This year, in my Professional Learning Plan, I have two goals, one that is fairly mundane and one that is more interesting. A Professional Learning Plan, usually called a PLP, contains a teacher’s annual professional development goals, and it is required by Alabama’s statewide Teaching Effectiveness program. That first goal this year is to improve my use of technology, since I recently got some textbook samples for English 12, and all of them were heavy on tech-based resources. Although I’m no technophobe, I am a red-pen-on-paper kind of grader, and that may not be possible with these new web-based textbooks and resources. So, I’m trying to get with the program.

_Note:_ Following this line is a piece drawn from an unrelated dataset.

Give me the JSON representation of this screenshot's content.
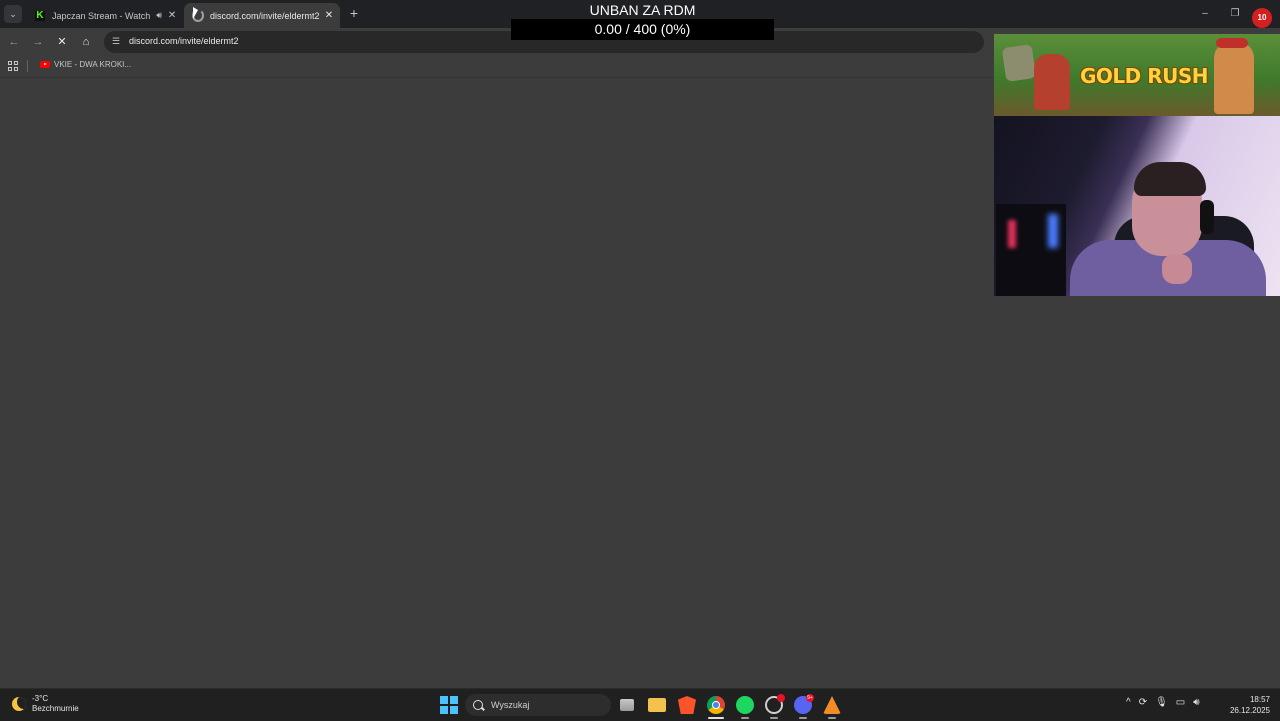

It is the second goal that will be more challenging: to research ways that a classroom teacher can advocate for himself and his school. In the era of accountability laws and Waiting for Superman, countering those narratives has been necessary. However, most discussions of advocacy by teachers go in other directions. There’s plenty of talk on how to advocate for students (low-income, English second-language, minority, abused/neglected), for families (migrant, minority, low-income), for curriculum (inclusive, culturally responsive), and for worker’s rights (unions, professional organizations, etc.) But what if I’m not advocating for someone else? I want to know: how does a classroom teacher speak out publicly, on campus and off campus, in a respectful and professional way, to ensure that his own school, his own programmatic offerings, and his own classroom situation are preserved, respected, and valued by people who make decisions about staffing and funding?
Any competent classroom teacher will have queries to make and concerns to share – about school culture, course offerings, teacher units, facilities – so how should that happen? Teachers tend to use our unions – NEA or AFT – for resolving disputes and our PTAs for creating on-campus parent involvement. Yet, so far as I can see, there is no institution, organization, or structure that is designed and utilized for helping teachers communicate the realities on the ground to administrators and legislators who are making policy. As teachers, we’re told to use formative assessments to detect our students’ potential problems in advance, because identifying failure at the summative assessment phase is too late. And that’s the spirit of my inquiry: how can classroom teachers participate in respectful, productive formative assessments of current and prospective regulations and policies, to identify both what is working and what is not?
Throughout the year, I’ll be doing some research on this, and I’d be glad to hear from anyone who has an idea to share about it.